■ YOUR TASK: Working from the listing below, pick each line containing the word "meta" and copy it.
[GIVEN RECORDS — start]
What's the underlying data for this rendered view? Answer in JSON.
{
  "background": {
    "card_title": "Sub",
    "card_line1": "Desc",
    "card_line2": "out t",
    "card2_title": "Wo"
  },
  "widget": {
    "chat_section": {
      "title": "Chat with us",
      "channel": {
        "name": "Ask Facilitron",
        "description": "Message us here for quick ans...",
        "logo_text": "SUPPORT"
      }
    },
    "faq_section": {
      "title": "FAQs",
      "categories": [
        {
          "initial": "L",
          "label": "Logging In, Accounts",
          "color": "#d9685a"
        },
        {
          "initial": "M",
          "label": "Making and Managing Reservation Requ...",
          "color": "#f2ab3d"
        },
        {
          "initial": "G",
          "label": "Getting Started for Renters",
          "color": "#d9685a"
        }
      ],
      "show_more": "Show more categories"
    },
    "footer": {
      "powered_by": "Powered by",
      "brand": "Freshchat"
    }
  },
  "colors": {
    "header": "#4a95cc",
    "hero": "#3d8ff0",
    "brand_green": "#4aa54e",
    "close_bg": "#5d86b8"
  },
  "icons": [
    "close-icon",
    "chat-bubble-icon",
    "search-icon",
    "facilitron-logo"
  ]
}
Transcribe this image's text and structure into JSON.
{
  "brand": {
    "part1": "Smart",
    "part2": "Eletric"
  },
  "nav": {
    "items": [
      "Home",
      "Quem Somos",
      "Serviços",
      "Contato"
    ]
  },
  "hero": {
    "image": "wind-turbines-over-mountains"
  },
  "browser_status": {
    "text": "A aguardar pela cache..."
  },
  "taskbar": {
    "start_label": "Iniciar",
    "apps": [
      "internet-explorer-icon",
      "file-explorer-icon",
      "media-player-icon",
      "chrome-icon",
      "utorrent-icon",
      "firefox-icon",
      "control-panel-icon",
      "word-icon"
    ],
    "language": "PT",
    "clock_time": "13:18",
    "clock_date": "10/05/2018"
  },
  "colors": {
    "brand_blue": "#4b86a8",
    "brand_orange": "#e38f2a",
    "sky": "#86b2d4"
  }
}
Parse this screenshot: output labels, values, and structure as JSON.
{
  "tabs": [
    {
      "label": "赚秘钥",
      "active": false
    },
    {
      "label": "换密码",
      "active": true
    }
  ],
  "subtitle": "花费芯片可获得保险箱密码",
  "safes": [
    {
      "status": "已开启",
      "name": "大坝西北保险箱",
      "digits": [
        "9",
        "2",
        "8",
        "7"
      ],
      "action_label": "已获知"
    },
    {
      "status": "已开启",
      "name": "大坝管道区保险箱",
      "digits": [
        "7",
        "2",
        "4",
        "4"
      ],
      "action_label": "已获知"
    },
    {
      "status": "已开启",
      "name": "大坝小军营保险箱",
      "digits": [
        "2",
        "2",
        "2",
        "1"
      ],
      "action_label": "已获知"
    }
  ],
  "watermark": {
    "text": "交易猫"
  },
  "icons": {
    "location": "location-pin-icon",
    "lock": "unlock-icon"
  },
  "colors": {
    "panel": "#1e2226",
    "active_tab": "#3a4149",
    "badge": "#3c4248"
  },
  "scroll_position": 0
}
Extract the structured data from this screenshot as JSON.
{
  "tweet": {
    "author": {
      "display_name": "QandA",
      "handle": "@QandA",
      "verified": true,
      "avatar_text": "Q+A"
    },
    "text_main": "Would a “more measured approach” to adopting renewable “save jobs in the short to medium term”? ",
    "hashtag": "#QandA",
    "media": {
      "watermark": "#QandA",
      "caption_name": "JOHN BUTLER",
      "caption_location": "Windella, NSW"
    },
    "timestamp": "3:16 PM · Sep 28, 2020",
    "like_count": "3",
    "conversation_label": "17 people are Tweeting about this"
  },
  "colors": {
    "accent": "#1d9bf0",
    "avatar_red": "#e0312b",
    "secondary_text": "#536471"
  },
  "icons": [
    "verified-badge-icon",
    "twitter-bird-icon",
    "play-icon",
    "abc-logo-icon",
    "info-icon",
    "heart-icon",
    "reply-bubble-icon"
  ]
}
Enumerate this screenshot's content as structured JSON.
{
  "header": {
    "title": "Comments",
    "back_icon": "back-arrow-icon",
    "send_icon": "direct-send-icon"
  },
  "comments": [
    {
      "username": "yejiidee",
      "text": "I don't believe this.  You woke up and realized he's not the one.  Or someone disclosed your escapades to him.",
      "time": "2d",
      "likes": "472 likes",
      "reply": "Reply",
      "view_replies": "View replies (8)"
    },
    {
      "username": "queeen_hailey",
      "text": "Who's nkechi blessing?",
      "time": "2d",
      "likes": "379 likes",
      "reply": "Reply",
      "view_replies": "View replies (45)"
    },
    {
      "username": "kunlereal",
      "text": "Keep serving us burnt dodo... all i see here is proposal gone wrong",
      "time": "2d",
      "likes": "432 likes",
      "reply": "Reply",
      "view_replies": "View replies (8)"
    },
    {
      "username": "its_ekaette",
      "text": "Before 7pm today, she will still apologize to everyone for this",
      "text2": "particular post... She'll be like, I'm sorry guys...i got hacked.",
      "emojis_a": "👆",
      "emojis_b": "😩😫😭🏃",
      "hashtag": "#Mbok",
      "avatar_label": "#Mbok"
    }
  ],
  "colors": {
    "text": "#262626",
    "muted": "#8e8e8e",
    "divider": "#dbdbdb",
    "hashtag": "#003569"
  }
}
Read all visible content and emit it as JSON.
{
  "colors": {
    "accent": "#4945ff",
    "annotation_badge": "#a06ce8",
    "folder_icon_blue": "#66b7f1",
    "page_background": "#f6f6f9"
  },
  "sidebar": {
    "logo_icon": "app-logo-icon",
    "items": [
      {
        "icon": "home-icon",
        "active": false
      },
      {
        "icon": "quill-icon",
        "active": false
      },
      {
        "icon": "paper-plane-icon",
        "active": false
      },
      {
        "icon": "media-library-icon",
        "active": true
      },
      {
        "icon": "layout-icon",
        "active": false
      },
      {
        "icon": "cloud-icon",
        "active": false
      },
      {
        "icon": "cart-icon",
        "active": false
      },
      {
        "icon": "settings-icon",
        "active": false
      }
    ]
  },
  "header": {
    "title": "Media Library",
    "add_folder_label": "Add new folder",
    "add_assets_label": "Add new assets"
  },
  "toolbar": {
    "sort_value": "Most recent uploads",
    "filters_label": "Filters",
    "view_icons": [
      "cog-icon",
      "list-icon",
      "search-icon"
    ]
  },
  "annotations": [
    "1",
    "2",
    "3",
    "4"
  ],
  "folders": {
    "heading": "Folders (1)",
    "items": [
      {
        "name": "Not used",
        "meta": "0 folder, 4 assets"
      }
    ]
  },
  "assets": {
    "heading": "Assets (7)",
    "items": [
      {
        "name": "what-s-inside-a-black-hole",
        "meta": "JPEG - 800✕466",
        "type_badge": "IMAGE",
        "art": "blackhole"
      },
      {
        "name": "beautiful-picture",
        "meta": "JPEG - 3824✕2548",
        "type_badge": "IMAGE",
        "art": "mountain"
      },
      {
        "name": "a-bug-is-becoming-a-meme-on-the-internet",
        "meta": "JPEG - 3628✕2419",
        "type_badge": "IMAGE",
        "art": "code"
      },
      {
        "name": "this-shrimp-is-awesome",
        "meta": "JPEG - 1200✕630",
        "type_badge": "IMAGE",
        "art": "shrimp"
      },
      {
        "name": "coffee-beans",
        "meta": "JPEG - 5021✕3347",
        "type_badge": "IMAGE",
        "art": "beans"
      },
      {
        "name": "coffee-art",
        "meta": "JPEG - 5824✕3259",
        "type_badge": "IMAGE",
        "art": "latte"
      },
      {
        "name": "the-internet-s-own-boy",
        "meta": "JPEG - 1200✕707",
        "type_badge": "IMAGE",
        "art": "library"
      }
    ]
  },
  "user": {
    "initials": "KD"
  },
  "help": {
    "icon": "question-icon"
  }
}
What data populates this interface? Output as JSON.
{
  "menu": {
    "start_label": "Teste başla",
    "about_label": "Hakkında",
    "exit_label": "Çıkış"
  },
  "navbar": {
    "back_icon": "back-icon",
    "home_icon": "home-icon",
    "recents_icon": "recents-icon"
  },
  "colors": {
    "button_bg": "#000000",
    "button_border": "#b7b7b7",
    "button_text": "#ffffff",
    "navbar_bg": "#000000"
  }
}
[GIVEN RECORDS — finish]
■ TASK RESULT:
        "meta": "0 folder, 4 assets"
        "meta": "JPEG - 800✕466",
        "meta": "JPEG - 3824✕2548",
        "meta": "JPEG - 3628✕2419",
        "meta": "JPEG - 1200✕630",
        "meta": "JPEG - 5021✕3347",
        "meta": "JPEG - 5824✕3259",
        "meta": "JPEG - 1200✕707",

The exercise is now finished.